The structure of gas supplies to Europe by 2025 may significantly change, Marinchenko said. "Due to the lack of global liquefied gas capacities, most LNG supplies to Europe may be rerouted to countries in the Asia-Pacific Region. The dwindling extraction in the EU may enable Gazprom to increase its share on the European market." Although selling an additional amount of 35 bln cubic meters of gas is an optimistic scenario, the company may still increase its export to Europe by 10-15 bln cubic meters, the expert said.


Kommersant: Portuguese top diplomat calls sanctions ‘tool' to resolving Ukrainian crisis

Portugal’s Foreign Minister Augusto Santos Silva wrapped up his visit to Moscow on Monday where he met with his Russian counterpart Sergey Lavrov. The Portuguese top diplomat told Kommersant in an interview that the European Union’s sanctions against Moscow would remain a mechanism of bringing the parties to the Ukrainian conflict closer.

"The fact is that there have been no significant positive changes in carrying out the Minsk agreements. We are calling on the conflicting parties to honor the accord adopted in Minsk and we don’t accuse either side. We see that both parties to the conflict are working hard to achieve progress at the talks and in steps towards a settlement, but unfortunately, we see no grounds for lifting the sanctions, so we will retain the sanctions as a tool to bring the parties closer," Santos Silva said.

The Portuguese foreign minister noted that Russia needed to take some steps to reach the goals of the Minsk agreements, "taking into consideration the presence of military forces in Donbass."

"This also means that the Ukrainian authorities have to talk to the Donbass leaders.

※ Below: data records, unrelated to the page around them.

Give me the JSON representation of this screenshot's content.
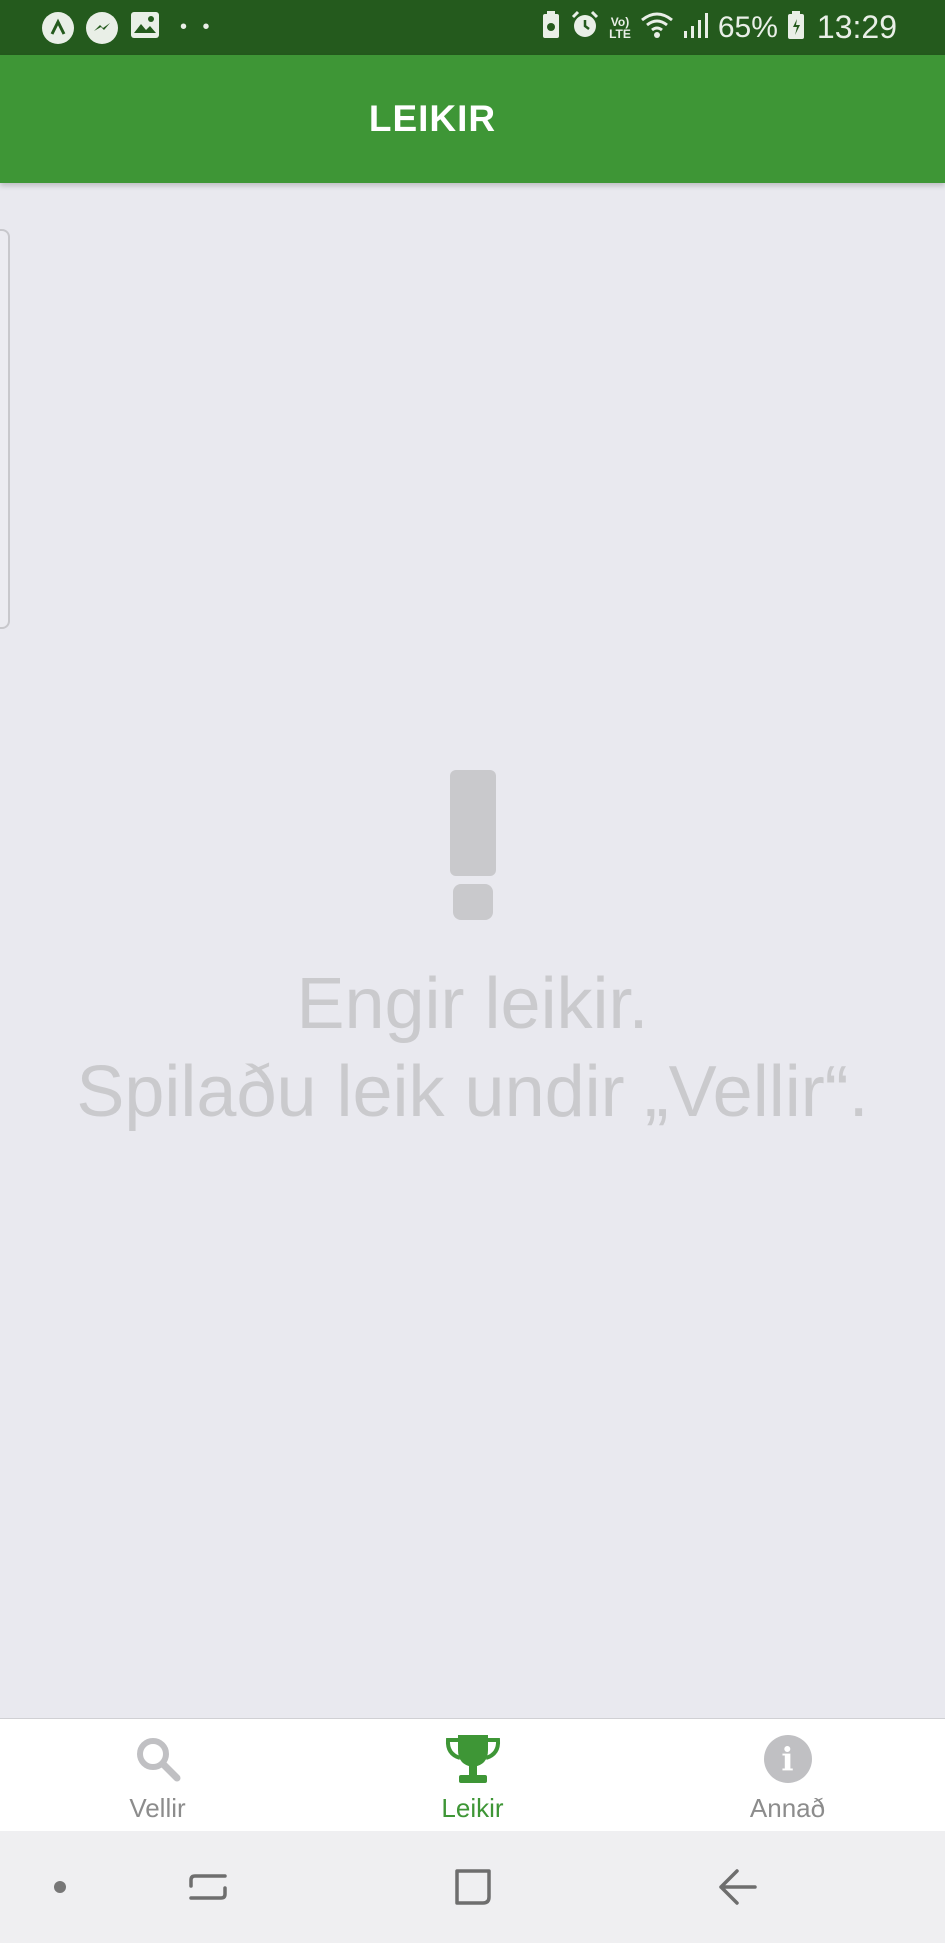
{
  "status_bar": {
    "battery_percent": "65%",
    "time": "13:29",
    "volte_top": "Vo)",
    "volte_bottom": "LTE",
    "dots": "• •",
    "left_icons": [
      "app-a-icon",
      "messenger-icon",
      "gallery-icon"
    ],
    "right_icons": [
      "battery-saver-icon",
      "alarm-icon",
      "volte-icon",
      "wifi-icon",
      "signal-icon",
      "battery-icon"
    ]
  },
  "app_bar": {
    "title": "LEIKIR",
    "color": "#3e9636"
  },
  "empty_state": {
    "icon": "exclamation-icon",
    "line1": "Engir leikir.",
    "line2": "Spilaðu leik undir „Vellir“."
  },
  "tab_bar": {
    "tabs": [
      {
        "label": "Vellir",
        "icon": "search-icon",
        "active": false
      },
      {
        "label": "Leikir",
        "icon": "trophy-icon",
        "active": true
      },
      {
        "label": "Annað",
        "icon": "info-icon",
        "active": false
      }
    ],
    "active_color": "#3e9636",
    "inactive_color": "#8c8c8c"
  },
  "nav_bar": {
    "buttons": [
      "nav-dot-icon",
      "recents-icon",
      "home-icon",
      "back-icon"
    ]
  }
}
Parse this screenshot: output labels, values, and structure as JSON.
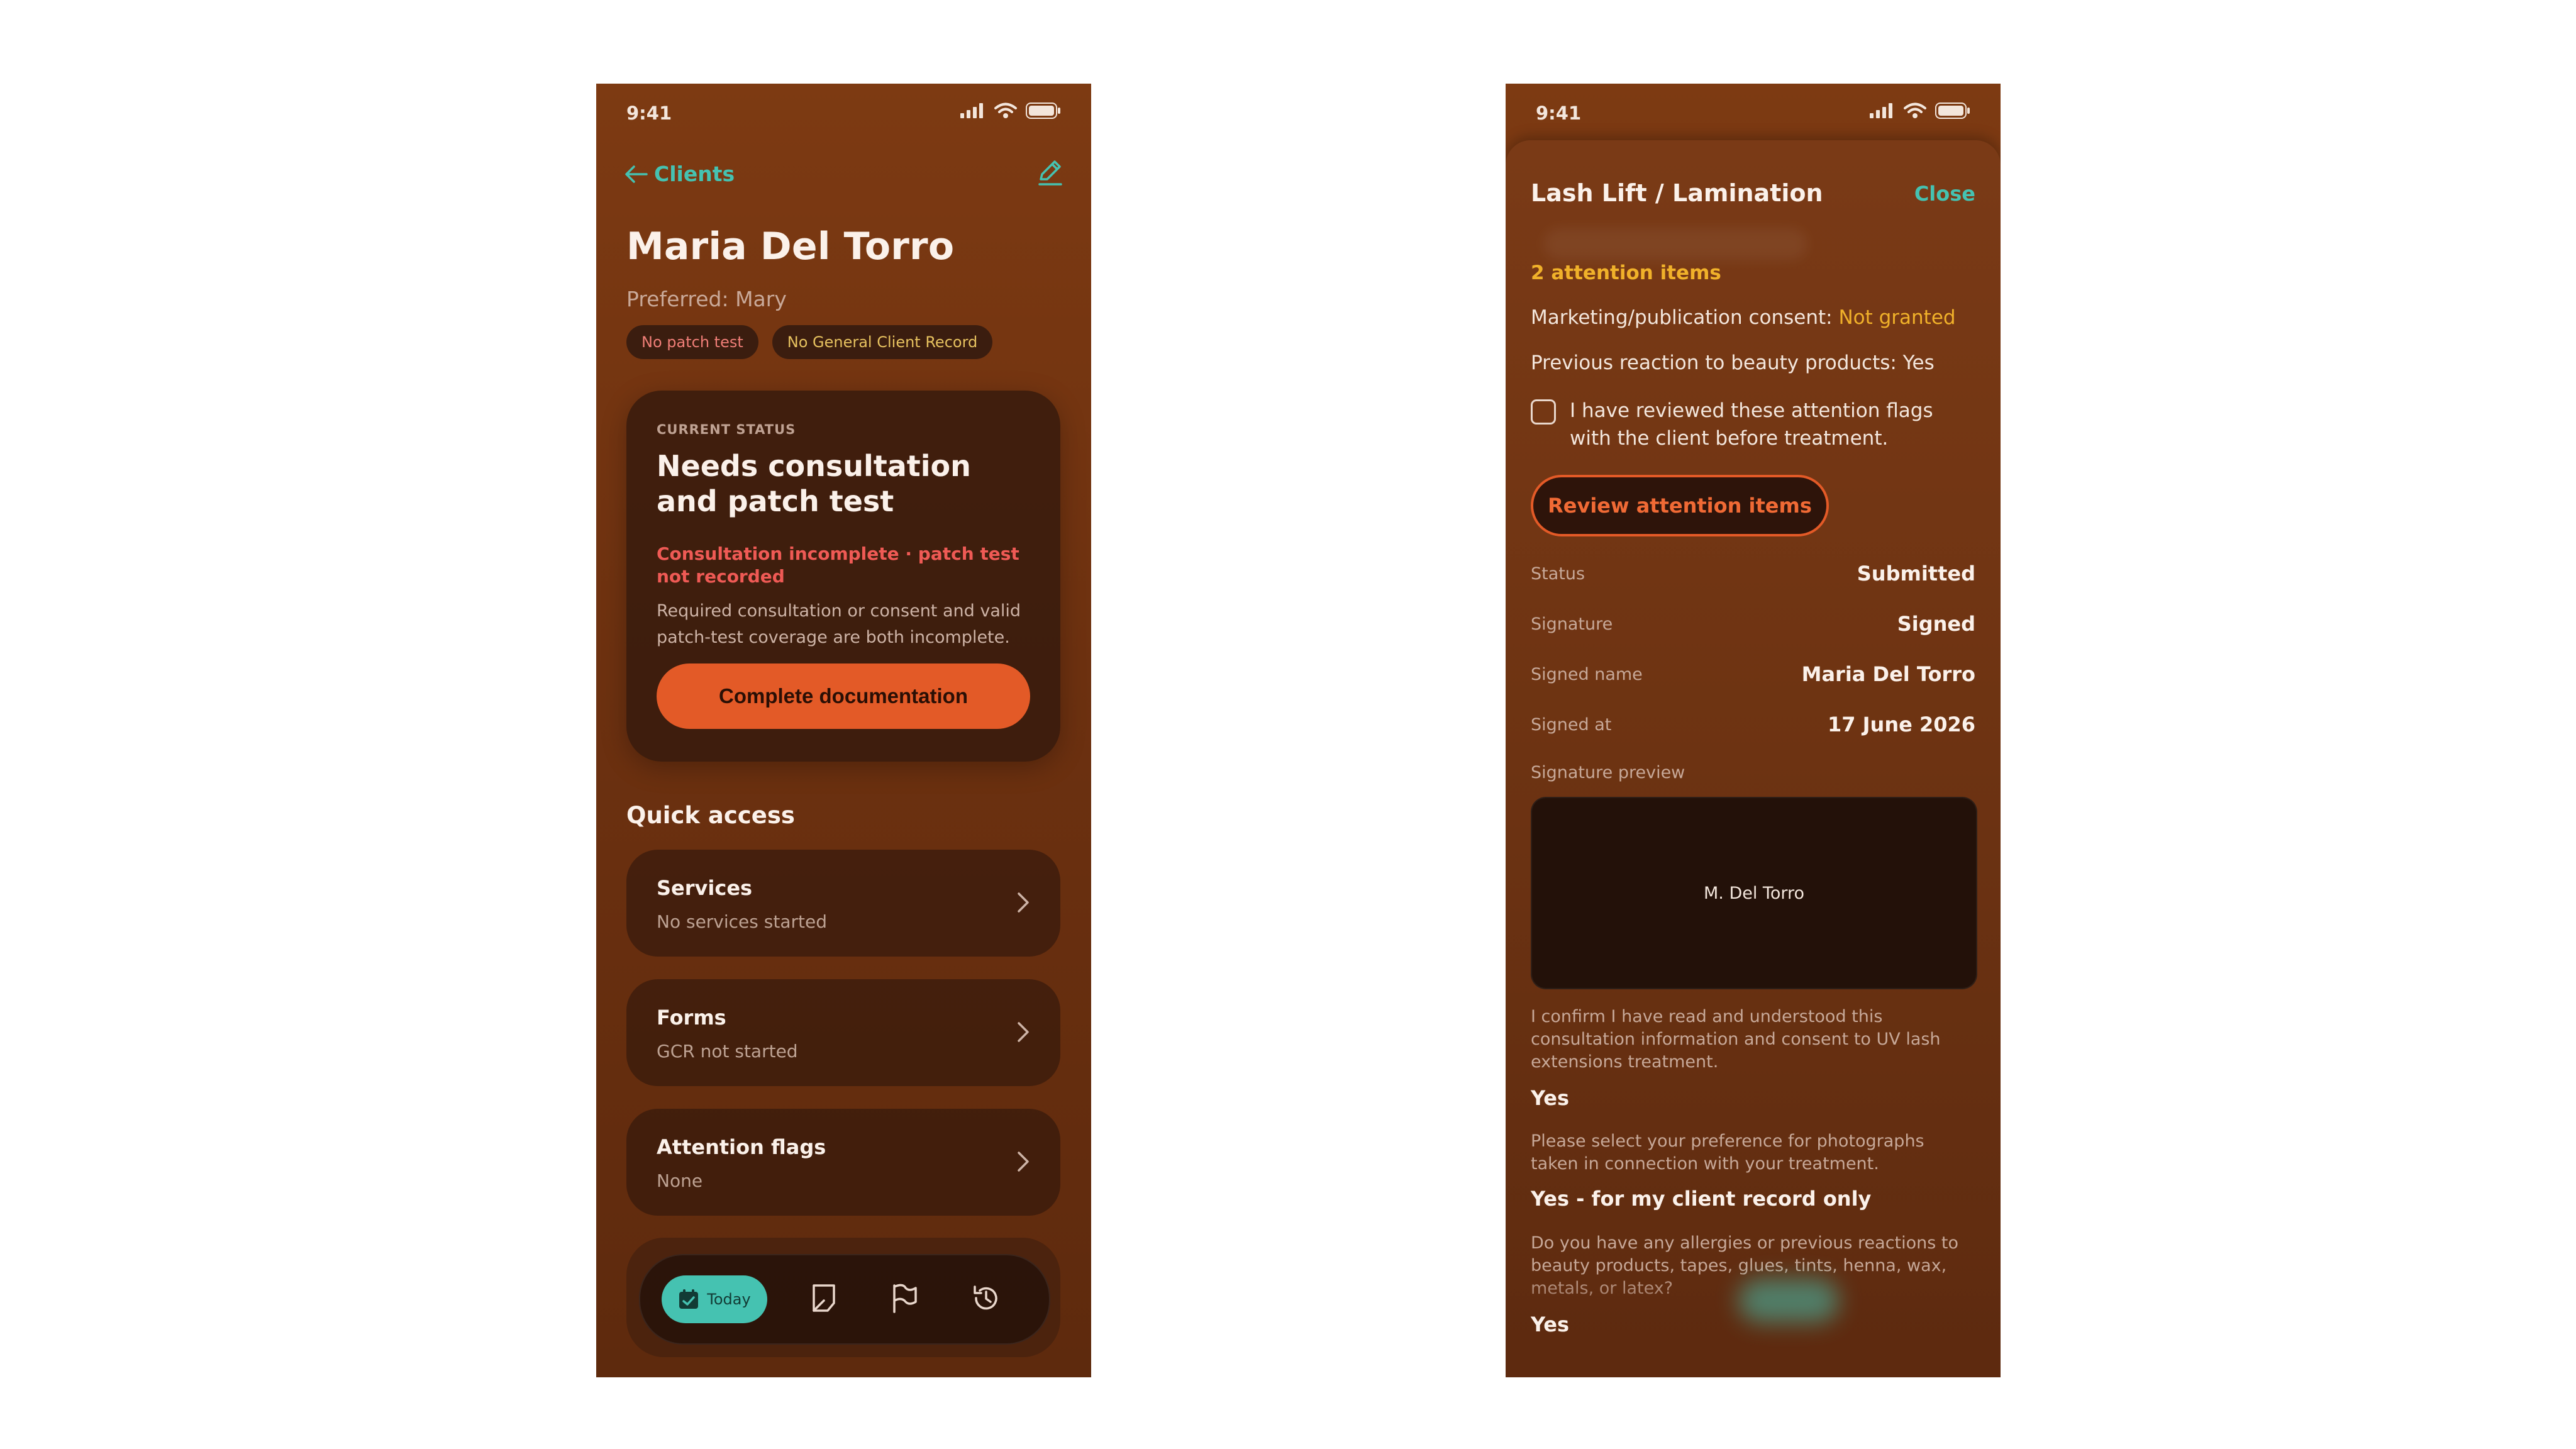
{
  "status_bar": {
    "time": "9:41"
  },
  "left": {
    "back_label": "Clients",
    "client_name": "Maria Del Torro",
    "preferred": "Preferred: Mary",
    "chips": [
      "No patch test",
      "No General Client Record"
    ],
    "status_card": {
      "kicker": "CURRENT STATUS",
      "headline": "Needs consultation and patch test",
      "alert": "Consultation incomplete · patch test not recorded",
      "description": "Required consultation or consent and valid patch-test coverage are both incomplete.",
      "button_label": "Complete documentation"
    },
    "quick_access": {
      "title": "Quick access",
      "items": [
        {
          "title": "Services",
          "subtitle": "No services started"
        },
        {
          "title": "Forms",
          "subtitle": "GCR not started"
        },
        {
          "title": "Attention flags",
          "subtitle": "None"
        }
      ]
    },
    "tabbar": {
      "today_label": "Today"
    }
  },
  "right": {
    "sheet_title": "Lash Lift / Lamination",
    "close_label": "Close",
    "attention_count": "2 attention items",
    "marketing_label": "Marketing/publication consent: ",
    "marketing_value": "Not granted",
    "previous_reaction": "Previous reaction to beauty products: Yes",
    "checkbox_label": "I have reviewed these attention flags with the client before treatment.",
    "review_button": "Review attention items",
    "details": [
      {
        "label": "Status",
        "value": "Submitted"
      },
      {
        "label": "Signature",
        "value": "Signed"
      },
      {
        "label": "Signed name",
        "value": "Maria Del Torro"
      },
      {
        "label": "Signed at",
        "value": "17 June 2026"
      }
    ],
    "signature_preview_label": "Signature preview",
    "signature_text": "M. Del Torro",
    "qa": [
      {
        "question": "I confirm I have read and understood this consultation information and consent to UV lash extensions treatment.",
        "answer": "Yes"
      },
      {
        "question": "Please select your preference for photographs taken in connection with your treatment.",
        "answer": "Yes - for my client record only"
      },
      {
        "question": "Do you have any allergies or previous reactions to beauty products, tapes, glues, tints, henna, wax, metals, or latex?",
        "answer": "Yes"
      }
    ]
  },
  "colors": {
    "accent_teal": "#45c2b1",
    "primary_orange": "#e35a27",
    "warning_yellow": "#f0b12a",
    "alert_red": "#ef5a55"
  }
}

I think we will be ready to review sanctions as soon as some progress is made towards settling the conflict," he said.

Security is what matters most, the foreign minister stressed. "We should find a way to help the two key parties to the conflict [Kiev and Donbass leaders] to fulfill measures on restoring security in the region with the assistance of the mission of the Organization for Security and Cooperation in Europe or the United Nations."

Another important area is "defining principles under which Donbass will get autonomy and elections will be held." "We [the European Union] don’t see any alternative to the elections where all sides must come to an agreement."


TASS is not responsible for the material quoted in these press reviews